▶ Your assignment
Look through the entries below and count the lines that contain "Solution". Reply with that number only.

==*==

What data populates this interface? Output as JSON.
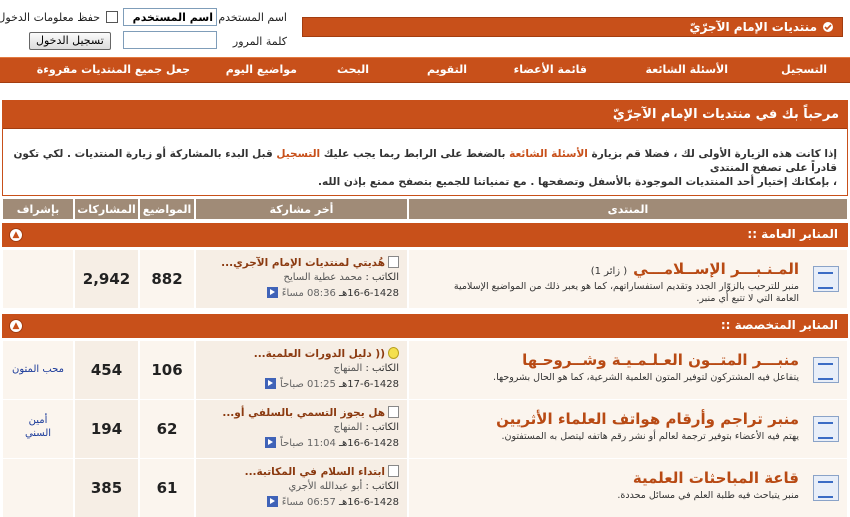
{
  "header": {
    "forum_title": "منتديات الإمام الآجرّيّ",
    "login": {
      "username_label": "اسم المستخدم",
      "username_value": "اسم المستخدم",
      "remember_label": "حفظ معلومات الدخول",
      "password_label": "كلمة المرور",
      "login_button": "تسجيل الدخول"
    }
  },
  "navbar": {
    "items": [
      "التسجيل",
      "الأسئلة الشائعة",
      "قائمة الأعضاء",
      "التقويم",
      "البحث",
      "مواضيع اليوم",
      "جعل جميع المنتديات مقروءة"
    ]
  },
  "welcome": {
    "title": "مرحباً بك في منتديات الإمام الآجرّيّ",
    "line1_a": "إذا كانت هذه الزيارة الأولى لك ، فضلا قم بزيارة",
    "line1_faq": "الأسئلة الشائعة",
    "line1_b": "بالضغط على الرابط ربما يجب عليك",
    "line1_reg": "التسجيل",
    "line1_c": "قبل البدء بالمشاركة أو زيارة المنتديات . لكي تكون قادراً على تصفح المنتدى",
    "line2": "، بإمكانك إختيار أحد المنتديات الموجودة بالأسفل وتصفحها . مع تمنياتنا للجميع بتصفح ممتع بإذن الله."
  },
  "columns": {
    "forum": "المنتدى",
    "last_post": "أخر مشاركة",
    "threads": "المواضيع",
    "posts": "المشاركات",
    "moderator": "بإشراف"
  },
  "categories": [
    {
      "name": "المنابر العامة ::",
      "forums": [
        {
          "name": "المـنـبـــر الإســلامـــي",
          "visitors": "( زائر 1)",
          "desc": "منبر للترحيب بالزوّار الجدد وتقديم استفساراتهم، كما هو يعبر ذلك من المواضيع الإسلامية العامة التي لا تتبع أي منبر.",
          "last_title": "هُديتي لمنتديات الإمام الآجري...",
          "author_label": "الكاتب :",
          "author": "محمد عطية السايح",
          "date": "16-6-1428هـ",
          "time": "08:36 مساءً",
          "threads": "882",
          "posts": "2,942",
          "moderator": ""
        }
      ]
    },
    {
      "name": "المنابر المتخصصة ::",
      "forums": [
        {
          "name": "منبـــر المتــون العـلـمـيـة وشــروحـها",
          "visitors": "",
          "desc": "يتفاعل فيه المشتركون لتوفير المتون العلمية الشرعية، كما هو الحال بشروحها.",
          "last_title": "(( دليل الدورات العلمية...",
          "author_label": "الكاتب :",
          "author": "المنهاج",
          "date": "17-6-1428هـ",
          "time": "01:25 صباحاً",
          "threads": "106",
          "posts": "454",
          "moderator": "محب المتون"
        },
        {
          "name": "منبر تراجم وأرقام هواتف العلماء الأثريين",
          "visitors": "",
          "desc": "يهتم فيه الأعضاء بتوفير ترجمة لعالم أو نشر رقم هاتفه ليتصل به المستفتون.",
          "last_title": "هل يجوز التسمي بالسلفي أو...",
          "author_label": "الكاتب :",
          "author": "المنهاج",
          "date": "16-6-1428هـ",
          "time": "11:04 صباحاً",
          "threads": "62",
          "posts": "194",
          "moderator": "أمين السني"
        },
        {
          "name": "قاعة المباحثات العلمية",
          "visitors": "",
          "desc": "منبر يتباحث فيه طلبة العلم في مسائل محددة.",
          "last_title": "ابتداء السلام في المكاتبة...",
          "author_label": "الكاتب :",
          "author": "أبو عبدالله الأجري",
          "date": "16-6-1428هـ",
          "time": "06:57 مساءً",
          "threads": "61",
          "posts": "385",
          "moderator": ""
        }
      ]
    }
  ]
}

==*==

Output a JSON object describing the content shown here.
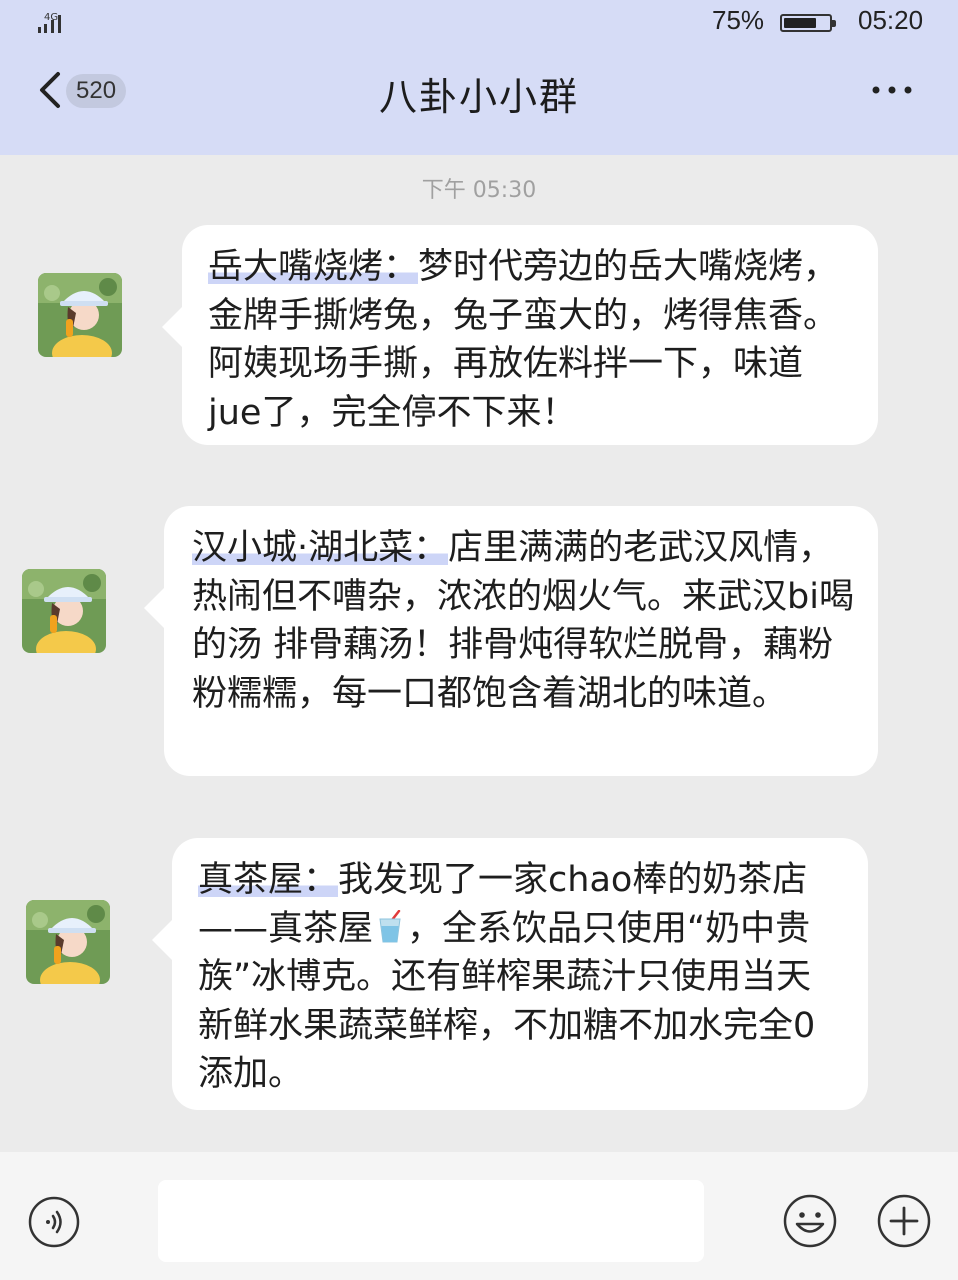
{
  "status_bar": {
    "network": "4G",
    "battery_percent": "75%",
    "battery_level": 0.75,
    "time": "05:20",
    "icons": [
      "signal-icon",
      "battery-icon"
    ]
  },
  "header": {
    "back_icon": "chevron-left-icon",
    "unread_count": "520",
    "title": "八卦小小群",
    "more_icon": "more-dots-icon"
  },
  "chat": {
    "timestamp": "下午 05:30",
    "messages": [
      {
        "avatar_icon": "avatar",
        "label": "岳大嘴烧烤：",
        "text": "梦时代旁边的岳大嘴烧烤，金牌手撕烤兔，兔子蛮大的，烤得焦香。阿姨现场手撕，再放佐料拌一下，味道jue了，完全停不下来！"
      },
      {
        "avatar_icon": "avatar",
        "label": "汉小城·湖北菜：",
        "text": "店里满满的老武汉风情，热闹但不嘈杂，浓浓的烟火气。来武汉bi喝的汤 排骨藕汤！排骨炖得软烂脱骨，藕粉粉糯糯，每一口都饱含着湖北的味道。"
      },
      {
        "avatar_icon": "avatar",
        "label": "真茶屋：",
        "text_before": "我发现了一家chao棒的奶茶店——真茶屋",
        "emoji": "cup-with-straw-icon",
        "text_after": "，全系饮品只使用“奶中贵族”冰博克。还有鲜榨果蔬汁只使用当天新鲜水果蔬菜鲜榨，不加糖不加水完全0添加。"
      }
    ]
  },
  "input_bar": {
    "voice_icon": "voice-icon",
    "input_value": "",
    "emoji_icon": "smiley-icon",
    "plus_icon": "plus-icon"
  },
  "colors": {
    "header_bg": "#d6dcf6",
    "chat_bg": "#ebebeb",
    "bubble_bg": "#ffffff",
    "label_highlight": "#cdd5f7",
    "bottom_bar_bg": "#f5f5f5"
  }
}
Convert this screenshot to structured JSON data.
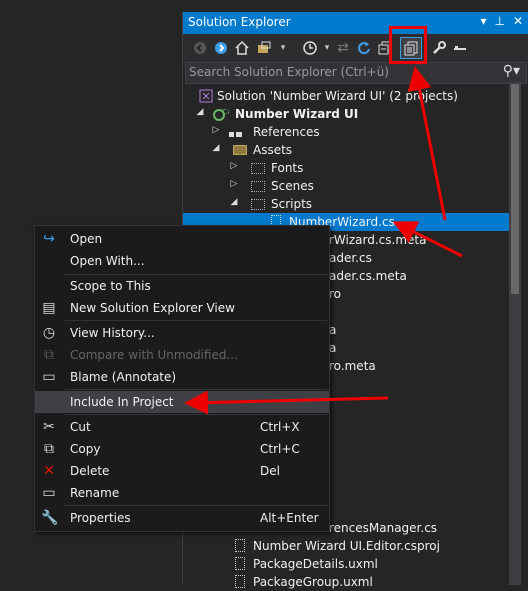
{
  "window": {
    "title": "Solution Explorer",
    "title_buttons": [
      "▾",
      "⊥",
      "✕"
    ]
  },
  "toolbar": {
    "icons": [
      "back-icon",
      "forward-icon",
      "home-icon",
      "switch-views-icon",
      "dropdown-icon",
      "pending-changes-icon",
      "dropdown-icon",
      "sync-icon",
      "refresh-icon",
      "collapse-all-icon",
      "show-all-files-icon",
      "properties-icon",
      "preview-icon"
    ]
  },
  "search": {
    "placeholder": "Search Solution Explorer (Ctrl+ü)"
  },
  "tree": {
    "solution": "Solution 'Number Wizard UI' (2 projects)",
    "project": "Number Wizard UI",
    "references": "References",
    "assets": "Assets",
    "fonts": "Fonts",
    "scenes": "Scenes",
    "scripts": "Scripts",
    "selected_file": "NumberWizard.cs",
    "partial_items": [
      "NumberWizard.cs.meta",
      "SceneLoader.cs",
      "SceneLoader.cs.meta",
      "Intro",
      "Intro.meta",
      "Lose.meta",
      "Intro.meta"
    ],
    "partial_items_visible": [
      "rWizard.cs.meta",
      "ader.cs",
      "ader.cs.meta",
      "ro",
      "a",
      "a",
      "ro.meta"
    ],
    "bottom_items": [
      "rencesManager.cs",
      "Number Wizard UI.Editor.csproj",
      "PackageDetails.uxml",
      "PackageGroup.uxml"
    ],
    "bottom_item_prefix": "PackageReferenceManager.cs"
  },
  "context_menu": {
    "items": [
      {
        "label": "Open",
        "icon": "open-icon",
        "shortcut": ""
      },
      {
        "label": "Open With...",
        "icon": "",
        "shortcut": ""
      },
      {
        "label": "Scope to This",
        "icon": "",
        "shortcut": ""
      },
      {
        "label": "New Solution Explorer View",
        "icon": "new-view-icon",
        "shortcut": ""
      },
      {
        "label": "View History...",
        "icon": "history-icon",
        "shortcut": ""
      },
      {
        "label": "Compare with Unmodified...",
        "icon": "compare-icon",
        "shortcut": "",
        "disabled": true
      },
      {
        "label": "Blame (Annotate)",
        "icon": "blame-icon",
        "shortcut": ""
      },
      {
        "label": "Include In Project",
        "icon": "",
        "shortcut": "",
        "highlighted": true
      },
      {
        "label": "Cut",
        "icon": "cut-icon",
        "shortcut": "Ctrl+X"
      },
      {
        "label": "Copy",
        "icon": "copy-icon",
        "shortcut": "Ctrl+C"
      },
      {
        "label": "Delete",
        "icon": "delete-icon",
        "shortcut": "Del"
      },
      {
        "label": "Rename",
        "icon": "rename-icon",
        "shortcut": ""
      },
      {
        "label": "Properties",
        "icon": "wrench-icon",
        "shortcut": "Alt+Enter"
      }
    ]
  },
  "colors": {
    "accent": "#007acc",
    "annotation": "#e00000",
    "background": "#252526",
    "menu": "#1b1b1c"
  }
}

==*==

▶ Exercise result
4